:: What the task requires ::
Report back every line below that carries the word "Tools".

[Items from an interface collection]
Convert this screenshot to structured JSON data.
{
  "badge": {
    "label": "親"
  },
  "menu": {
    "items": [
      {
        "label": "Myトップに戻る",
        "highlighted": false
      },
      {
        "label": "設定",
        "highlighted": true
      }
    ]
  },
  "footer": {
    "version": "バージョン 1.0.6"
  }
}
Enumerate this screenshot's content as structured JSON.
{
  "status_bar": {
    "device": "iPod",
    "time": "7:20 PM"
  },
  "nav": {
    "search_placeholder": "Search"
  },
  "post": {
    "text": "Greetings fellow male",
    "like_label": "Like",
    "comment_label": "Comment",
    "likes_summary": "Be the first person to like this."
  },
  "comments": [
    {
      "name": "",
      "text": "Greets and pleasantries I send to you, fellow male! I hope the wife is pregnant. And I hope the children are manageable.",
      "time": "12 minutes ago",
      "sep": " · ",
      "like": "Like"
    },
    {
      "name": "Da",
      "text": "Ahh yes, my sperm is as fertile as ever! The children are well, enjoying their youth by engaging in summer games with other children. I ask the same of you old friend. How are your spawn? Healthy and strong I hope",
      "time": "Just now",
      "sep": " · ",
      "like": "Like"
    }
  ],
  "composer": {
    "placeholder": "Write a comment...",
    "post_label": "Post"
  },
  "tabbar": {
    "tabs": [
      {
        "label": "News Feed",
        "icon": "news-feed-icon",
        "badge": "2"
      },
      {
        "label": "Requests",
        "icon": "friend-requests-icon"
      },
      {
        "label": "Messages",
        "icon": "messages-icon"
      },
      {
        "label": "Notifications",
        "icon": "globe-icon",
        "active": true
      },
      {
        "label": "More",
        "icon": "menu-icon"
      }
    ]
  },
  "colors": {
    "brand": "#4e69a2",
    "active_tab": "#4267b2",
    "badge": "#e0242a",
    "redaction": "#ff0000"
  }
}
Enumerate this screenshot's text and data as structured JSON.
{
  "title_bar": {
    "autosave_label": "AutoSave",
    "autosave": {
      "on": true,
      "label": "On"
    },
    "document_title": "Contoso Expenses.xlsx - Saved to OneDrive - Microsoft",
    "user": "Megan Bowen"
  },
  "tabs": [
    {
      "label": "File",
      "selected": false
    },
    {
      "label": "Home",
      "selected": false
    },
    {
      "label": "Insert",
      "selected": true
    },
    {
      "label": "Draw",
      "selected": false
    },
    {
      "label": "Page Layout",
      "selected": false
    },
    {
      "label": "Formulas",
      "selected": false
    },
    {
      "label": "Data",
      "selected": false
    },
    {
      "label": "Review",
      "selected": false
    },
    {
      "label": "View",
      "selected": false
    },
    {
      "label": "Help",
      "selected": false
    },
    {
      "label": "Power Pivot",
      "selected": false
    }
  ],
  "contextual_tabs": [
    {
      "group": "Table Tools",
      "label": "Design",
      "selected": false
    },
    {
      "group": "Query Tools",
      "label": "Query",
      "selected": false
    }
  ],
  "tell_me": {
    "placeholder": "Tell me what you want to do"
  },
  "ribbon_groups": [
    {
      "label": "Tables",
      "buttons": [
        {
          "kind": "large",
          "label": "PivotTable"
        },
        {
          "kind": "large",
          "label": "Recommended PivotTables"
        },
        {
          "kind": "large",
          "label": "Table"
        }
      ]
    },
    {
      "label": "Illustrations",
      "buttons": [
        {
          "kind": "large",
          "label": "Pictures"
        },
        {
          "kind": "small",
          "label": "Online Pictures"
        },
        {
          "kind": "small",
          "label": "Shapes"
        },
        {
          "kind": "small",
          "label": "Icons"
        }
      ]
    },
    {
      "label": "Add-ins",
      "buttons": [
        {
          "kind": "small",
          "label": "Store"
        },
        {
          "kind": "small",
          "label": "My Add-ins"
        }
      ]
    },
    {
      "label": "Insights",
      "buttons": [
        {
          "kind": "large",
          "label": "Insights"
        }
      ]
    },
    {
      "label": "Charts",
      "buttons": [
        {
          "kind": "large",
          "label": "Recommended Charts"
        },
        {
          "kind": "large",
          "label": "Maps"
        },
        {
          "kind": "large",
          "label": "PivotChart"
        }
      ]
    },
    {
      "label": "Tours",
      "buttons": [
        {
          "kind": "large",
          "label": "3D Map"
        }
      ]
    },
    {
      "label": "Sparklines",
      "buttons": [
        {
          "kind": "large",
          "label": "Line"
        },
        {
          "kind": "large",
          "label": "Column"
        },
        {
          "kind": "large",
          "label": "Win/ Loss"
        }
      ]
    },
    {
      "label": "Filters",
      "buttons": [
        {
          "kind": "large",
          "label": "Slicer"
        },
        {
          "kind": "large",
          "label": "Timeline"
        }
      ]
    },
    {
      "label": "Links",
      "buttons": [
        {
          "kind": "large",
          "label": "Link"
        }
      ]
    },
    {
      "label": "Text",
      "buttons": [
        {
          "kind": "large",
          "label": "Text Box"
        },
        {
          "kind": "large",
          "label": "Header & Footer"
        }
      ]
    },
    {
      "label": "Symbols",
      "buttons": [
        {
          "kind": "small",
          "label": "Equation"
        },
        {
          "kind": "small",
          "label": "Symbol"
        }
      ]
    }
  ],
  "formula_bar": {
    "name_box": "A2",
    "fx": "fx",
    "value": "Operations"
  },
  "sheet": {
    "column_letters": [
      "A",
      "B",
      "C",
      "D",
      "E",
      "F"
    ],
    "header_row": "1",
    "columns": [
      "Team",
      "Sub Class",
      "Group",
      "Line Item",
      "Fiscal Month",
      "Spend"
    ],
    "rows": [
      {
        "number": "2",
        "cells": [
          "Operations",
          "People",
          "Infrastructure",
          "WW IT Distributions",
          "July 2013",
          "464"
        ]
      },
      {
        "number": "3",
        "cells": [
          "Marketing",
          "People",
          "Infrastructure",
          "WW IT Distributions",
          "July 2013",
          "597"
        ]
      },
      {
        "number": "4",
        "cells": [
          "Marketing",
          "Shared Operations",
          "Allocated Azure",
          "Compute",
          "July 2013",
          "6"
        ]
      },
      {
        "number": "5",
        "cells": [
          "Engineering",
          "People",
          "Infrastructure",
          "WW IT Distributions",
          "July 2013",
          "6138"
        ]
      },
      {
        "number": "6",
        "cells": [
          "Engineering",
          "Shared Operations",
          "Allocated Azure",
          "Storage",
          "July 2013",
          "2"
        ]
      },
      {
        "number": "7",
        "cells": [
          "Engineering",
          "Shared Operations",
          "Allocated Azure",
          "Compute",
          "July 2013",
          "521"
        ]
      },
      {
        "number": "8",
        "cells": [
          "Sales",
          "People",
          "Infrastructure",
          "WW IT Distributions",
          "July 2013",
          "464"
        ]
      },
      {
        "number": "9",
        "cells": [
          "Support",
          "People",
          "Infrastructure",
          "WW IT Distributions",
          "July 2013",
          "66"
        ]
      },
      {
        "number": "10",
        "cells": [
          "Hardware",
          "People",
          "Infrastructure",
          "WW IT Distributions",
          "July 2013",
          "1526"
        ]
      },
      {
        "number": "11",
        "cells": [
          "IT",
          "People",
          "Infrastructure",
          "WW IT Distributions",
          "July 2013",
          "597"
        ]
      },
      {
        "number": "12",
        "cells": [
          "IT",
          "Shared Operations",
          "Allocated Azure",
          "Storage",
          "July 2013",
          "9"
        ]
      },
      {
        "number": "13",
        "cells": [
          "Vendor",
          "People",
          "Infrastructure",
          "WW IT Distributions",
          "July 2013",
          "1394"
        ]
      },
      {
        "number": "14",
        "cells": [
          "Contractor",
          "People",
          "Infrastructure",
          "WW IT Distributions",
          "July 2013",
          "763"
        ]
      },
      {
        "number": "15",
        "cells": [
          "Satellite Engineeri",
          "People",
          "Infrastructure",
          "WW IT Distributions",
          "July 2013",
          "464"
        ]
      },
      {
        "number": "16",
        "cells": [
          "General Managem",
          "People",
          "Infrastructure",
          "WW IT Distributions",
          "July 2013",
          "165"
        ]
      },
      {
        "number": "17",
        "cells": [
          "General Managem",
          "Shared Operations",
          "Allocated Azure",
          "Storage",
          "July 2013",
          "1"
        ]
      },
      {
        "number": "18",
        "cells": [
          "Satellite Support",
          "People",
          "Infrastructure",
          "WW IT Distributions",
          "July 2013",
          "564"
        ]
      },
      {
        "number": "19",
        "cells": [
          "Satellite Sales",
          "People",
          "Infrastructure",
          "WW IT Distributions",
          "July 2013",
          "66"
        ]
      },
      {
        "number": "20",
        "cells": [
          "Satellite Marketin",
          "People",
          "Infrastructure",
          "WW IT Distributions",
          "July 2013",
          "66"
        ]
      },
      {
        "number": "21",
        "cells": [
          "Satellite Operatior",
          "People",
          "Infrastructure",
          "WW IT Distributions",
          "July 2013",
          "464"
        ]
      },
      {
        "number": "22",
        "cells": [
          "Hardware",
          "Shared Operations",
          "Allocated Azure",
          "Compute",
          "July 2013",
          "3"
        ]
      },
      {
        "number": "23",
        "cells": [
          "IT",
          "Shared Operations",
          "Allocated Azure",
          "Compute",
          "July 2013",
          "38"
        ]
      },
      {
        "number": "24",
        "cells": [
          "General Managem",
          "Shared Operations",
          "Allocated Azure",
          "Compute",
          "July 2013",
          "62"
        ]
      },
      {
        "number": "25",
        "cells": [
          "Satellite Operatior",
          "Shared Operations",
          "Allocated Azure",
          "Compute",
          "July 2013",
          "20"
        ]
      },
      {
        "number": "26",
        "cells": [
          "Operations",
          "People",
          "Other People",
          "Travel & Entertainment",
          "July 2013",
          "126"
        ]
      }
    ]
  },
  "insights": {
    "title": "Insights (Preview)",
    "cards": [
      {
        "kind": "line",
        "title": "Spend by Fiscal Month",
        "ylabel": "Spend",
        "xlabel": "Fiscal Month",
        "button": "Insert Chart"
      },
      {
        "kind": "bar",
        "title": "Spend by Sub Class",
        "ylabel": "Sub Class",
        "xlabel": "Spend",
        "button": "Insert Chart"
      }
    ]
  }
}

:: Answer to the exercise ::
      "group": "Table Tools",
      "group": "Query Tools",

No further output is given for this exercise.